Without legal status, many thousands are denied access to proper welfare and human rights protections, rendering them vulnerable to abuse and the scourge of “modern-day slavery” _ human trafficking.

Why Asean must take action?

I fear the Asean Economic Community, despite its desire for a more prosperous region, will continue to favour the “non-interference” principle for which it is known, while the broader international community increasingly recognises the critical nature of this crisis.

Having witnessed the crisis in Burma, Asean member states must not ignore the plight of those suffering from our own deeds, not only for humanitarian concerns, but also for regional security.

Thus, Asean is called upon to develop mechanisms to monitor the border areas; to develop diplomatic activity with the junta regarding border issues; engage with international actors to help end the conflict; and, most importantly, continue to encourage the junta to establish democratically accountable institutions. Such recognition would serve to integrate Burma into the Asean community, and in doing so, serve to enact the peace, growth, security and stability this region so requires.

Asean leaders are called upon to place the border crisis in Burma as a priority in the Asean agenda. An end to the crisis could also be brought about should Asean assist civil society actors to establish national reconciliation and dialogue with state officials.

Foremost, Asean member states must ensure that all of Burma’s people _ especially ethnic minorities or migrant workers outside the country _ have their human rights protected until such time they may return home.

Until these efforts are undertaken, the border crisis will remain a blight on Asean’s aspirations for a freer, more secure and peaceful future.

Most importantly, Indonesian Foreign Minister Marty Natalegawa, as chairman of Asean, must deeply and seriously study Burma’s request to chair Asean in 2014.

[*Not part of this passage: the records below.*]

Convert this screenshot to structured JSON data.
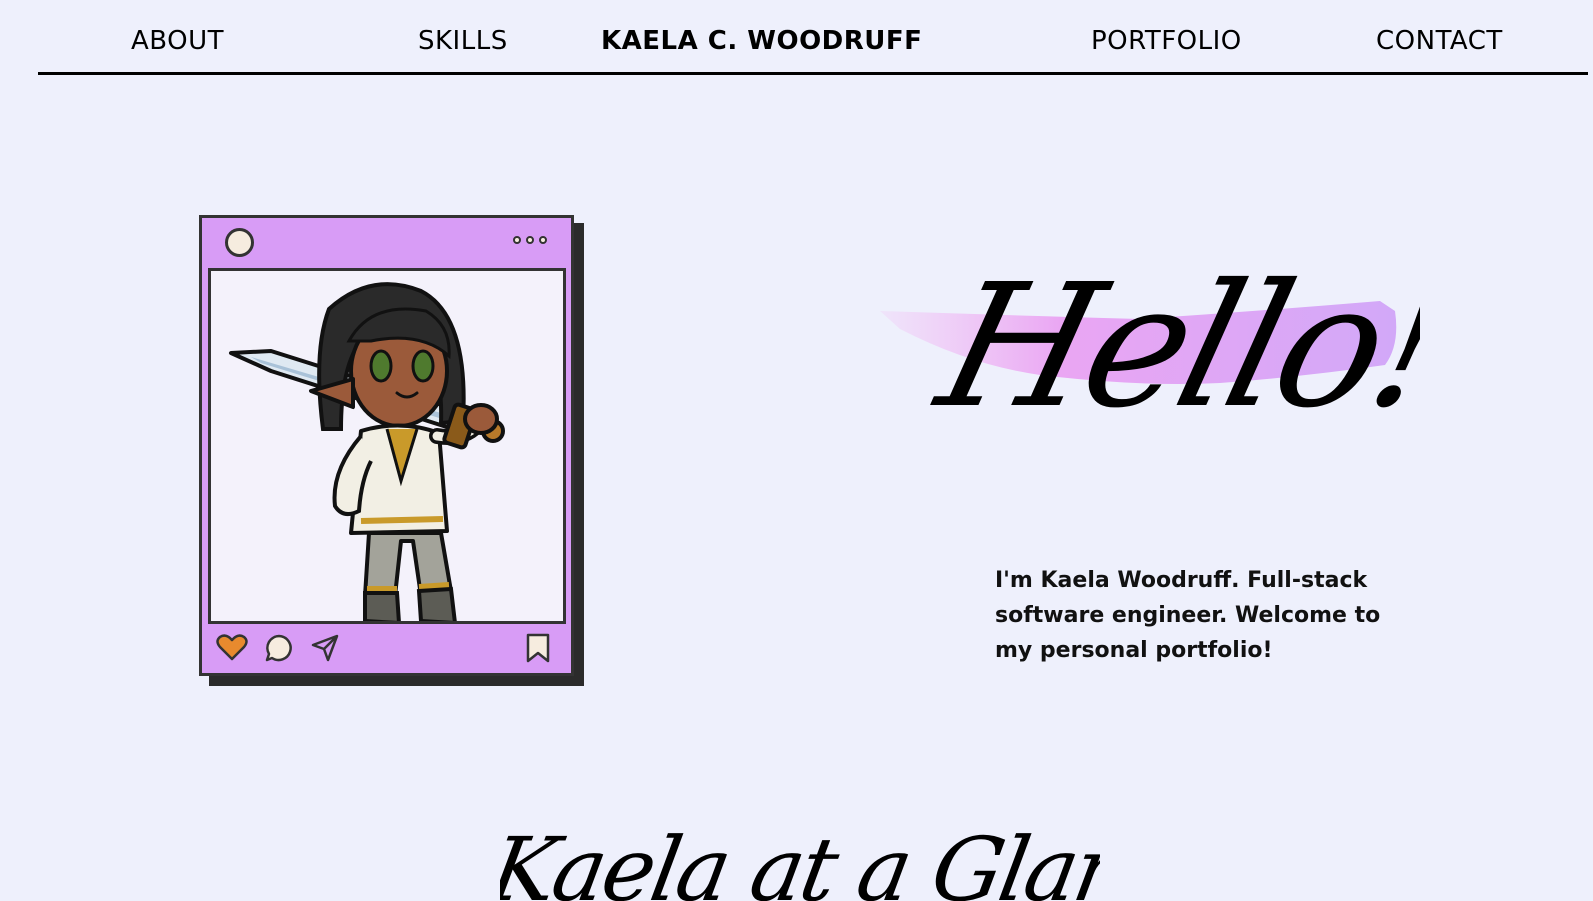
{
  "nav": {
    "about": "ABOUT",
    "skills": "SKILLS",
    "brand": "KAELA C. WOODRUFF",
    "portfolio": "PORTFOLIO",
    "contact": "CONTACT"
  },
  "hero": {
    "greeting": "Hello!",
    "intro": "I'm Kaela Woodruff. Full-stack software engineer. Welcome to my personal portfolio!"
  },
  "section": {
    "title": "Kaela at a Glance"
  },
  "colors": {
    "background": "#eef0fc",
    "card": "#d89cf6",
    "brush": "#e5a8f4",
    "heart": "#e88a2e"
  },
  "icons": {
    "card_actions": [
      "heart-icon",
      "comment-icon",
      "send-icon",
      "bookmark-icon"
    ],
    "card_menu": "more-dots-icon"
  }
}
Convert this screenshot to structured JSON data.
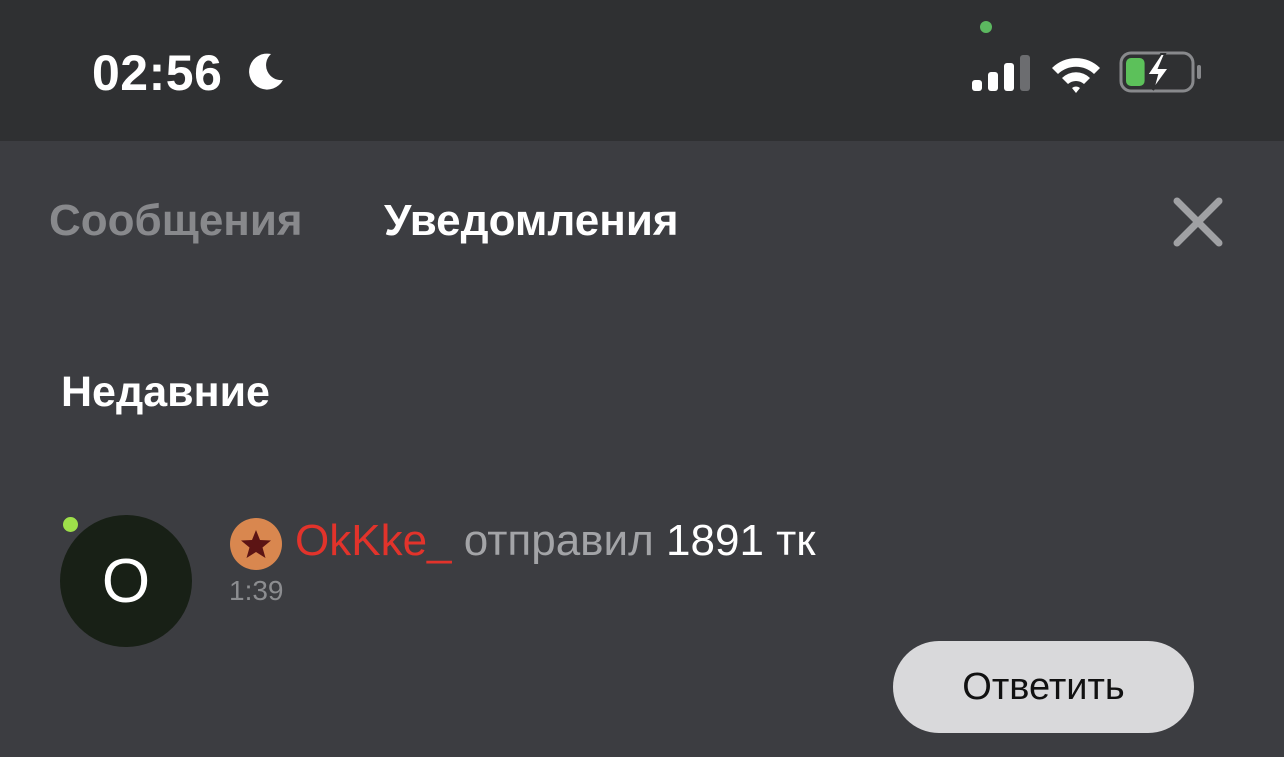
{
  "status_bar": {
    "time": "02:56",
    "focus_icon": "moon-icon",
    "signal_icon": "cellular-signal-icon",
    "wifi_icon": "wifi-icon",
    "battery_icon": "battery-charging-icon",
    "battery_level": 0.3,
    "privacy_dot_color": "#5cb860"
  },
  "tabs": [
    {
      "label": "Сообщения",
      "active": false
    },
    {
      "label": "Уведомления",
      "active": true
    }
  ],
  "close_icon": "close-icon",
  "section": {
    "title": "Недавние"
  },
  "notification": {
    "avatar_letter": "O",
    "online_color": "#9ee04a",
    "badge_icon": "star-badge-icon",
    "badge_color": "#d9874f",
    "username": "OkKke_",
    "username_color": "#e2332b",
    "action": "отправил",
    "amount": "1891 тк",
    "time": "1:39",
    "reply_label": "Ответить"
  }
}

I ask that Indonesia, in consensus with fellow Asean states, use this opportunity to offer the chair to Burma _ upon the conditionality that Naypyidaw immediately act to improve its dire human rights situation. — Bangkok Post